> **YOUR OBJECTIVE**
Each line from the one containing "Enumerate this screenshot's" to the end of the entries below is to be set down exactly; the pictures are not.

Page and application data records

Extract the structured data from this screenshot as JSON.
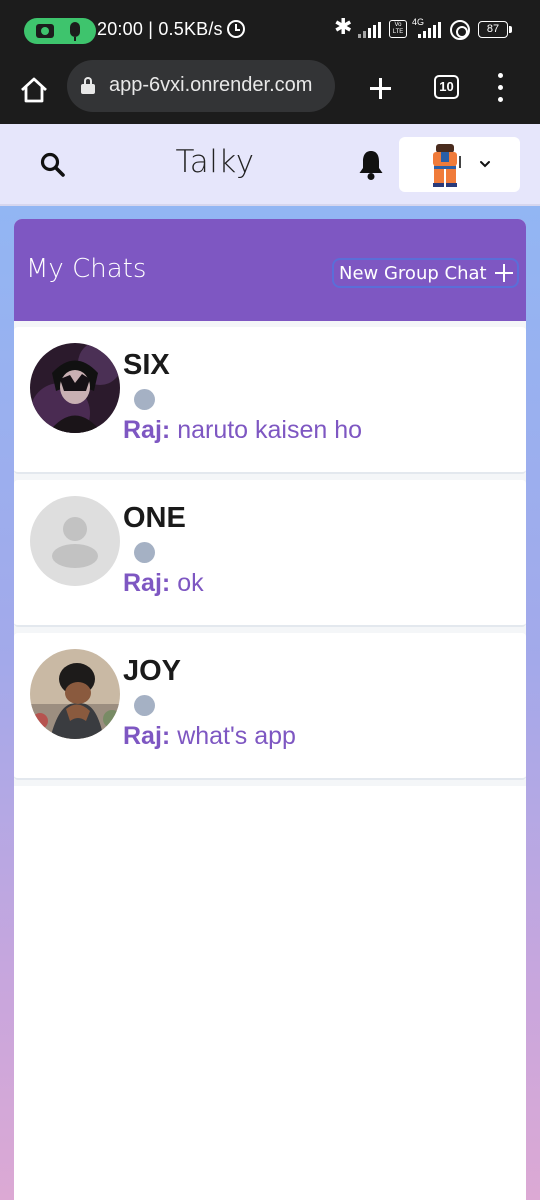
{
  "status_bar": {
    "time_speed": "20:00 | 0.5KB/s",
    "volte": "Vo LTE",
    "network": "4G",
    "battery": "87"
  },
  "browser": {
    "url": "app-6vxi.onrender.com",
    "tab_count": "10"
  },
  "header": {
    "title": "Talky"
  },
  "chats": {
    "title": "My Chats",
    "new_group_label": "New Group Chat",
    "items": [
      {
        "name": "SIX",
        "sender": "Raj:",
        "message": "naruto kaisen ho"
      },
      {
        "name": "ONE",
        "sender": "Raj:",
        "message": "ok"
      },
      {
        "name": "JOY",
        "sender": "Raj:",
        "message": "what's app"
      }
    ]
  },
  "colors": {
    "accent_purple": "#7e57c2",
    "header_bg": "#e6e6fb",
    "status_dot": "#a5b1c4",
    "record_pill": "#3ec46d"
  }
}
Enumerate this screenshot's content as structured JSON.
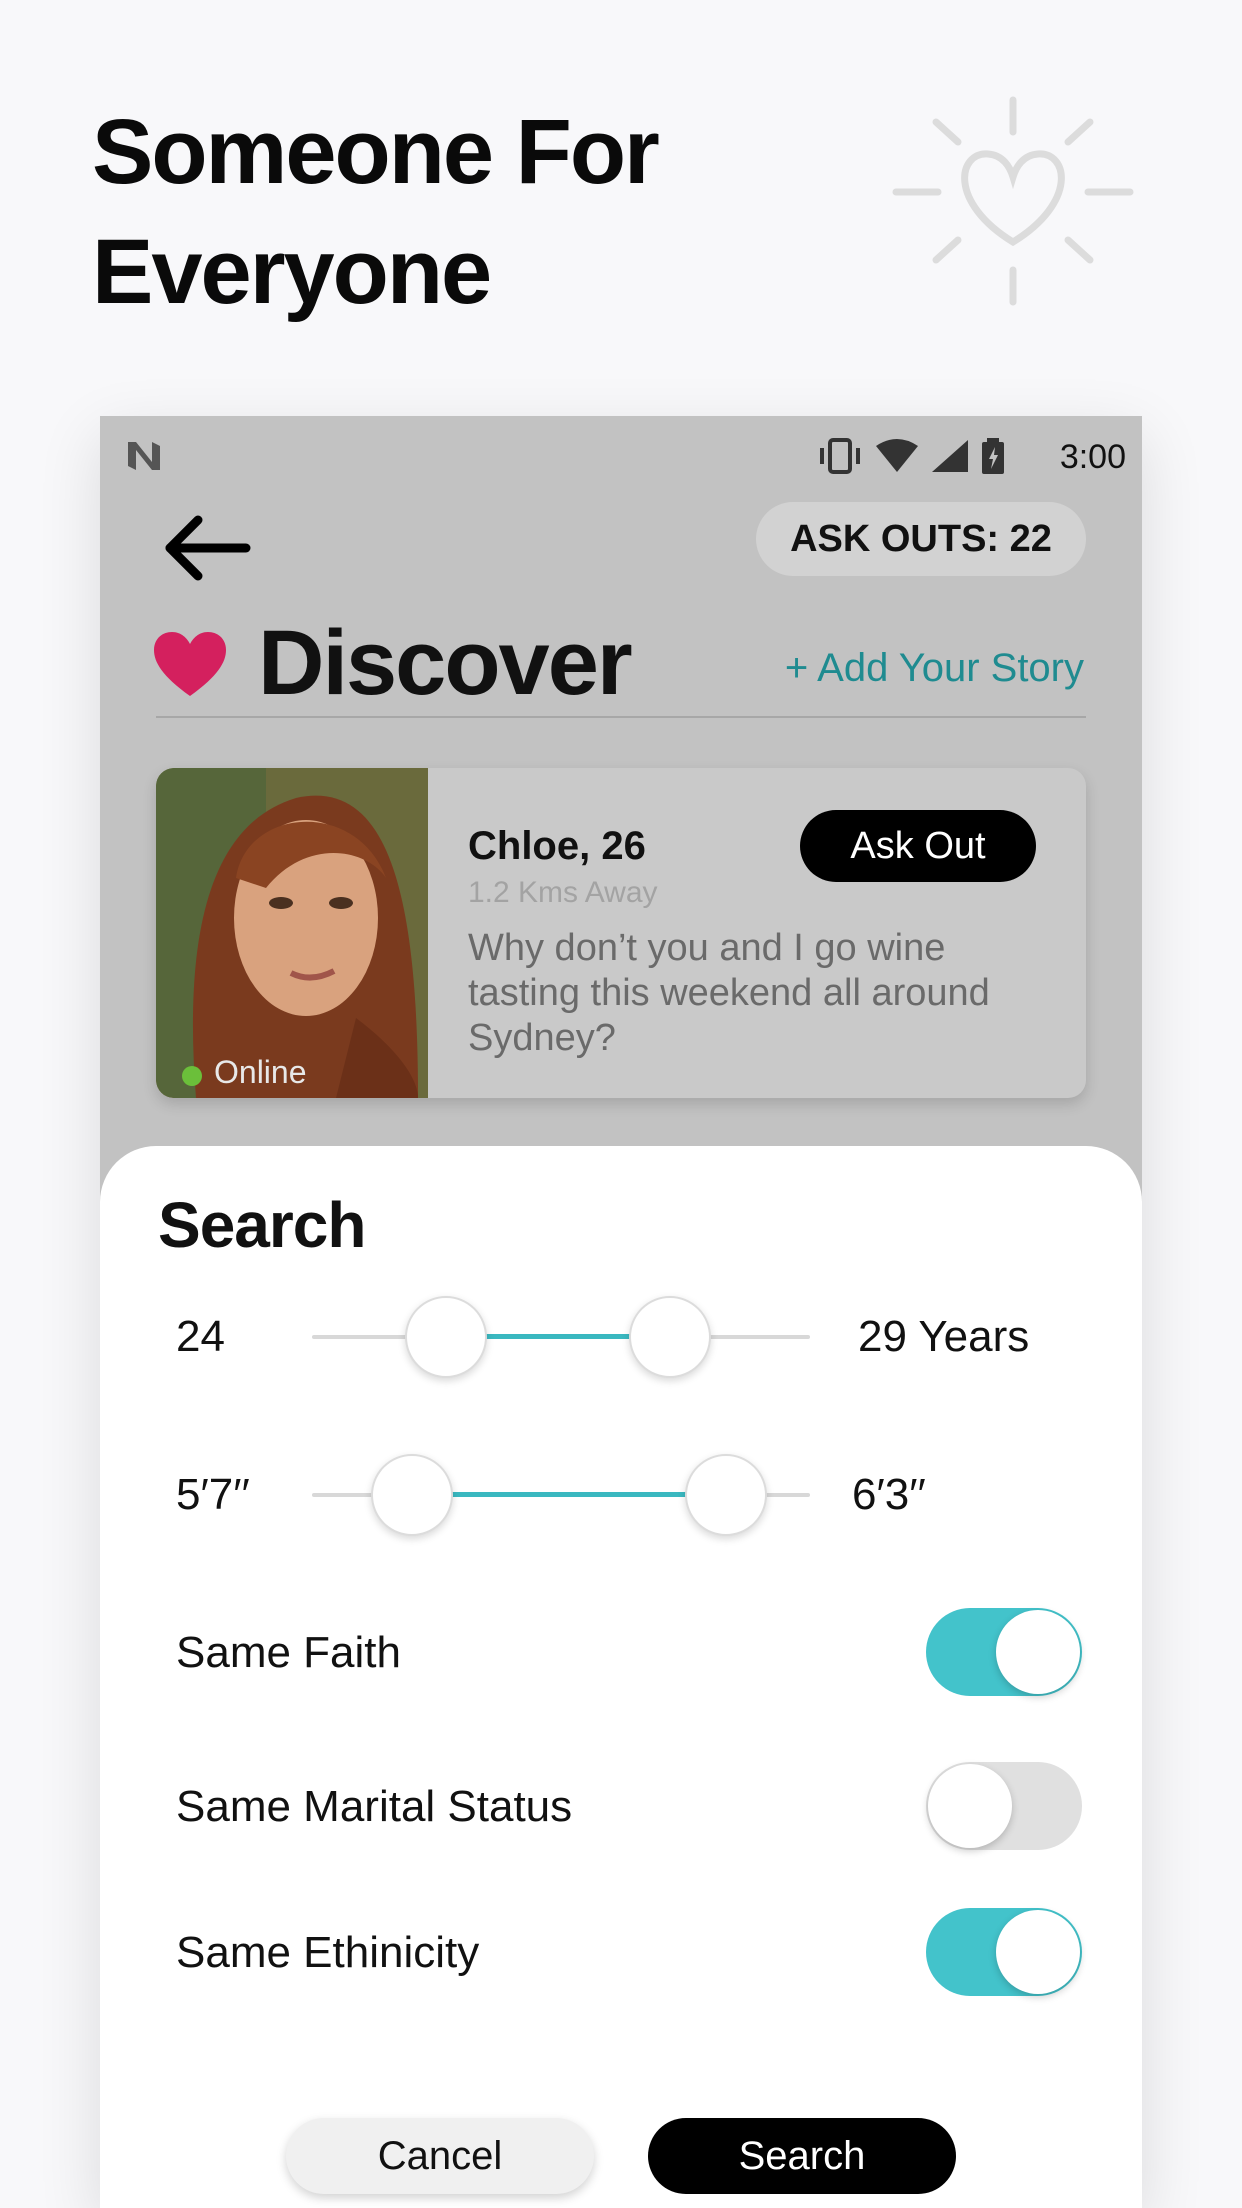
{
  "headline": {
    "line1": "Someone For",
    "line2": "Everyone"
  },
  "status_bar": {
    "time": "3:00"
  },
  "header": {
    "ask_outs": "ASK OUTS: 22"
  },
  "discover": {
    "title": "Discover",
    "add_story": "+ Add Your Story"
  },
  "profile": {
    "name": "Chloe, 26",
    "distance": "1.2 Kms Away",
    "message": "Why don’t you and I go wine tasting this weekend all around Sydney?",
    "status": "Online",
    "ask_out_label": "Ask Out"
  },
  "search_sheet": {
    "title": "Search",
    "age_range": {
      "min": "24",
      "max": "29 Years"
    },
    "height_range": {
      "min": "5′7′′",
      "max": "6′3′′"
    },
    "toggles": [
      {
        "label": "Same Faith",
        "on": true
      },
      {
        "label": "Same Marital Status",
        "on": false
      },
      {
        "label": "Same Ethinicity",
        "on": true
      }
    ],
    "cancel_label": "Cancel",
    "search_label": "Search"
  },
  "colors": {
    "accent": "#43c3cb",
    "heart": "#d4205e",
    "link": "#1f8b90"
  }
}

> **RESPONSE TO THE EXERCISE**
Enumerate this screenshot's content as structured JSON.
{
  "headline": {
    "line1": "Someone For",
    "line2": "Everyone"
  },
  "status_bar": {
    "time": "3:00"
  },
  "header": {
    "ask_outs": "ASK OUTS: 22"
  },
  "discover": {
    "title": "Discover",
    "add_story": "+ Add Your Story"
  },
  "profile": {
    "name": "Chloe, 26",
    "distance": "1.2 Kms Away",
    "message": "Why don’t you and I go wine tasting this weekend all around Sydney?",
    "status": "Online",
    "ask_out_label": "Ask Out"
  },
  "search_sheet": {
    "title": "Search",
    "age_range": {
      "min": "24",
      "max": "29 Years"
    },
    "height_range": {
      "min": "5′7′′",
      "max": "6′3′′"
    },
    "toggles": [
      {
        "label": "Same Faith",
        "on": true
      },
      {
        "label": "Same Marital Status",
        "on": false
      },
      {
        "label": "Same Ethinicity",
        "on": true
      }
    ],
    "cancel_label": "Cancel",
    "search_label": "Search"
  },
  "colors": {
    "accent": "#43c3cb",
    "heart": "#d4205e",
    "link": "#1f8b90"
  }
}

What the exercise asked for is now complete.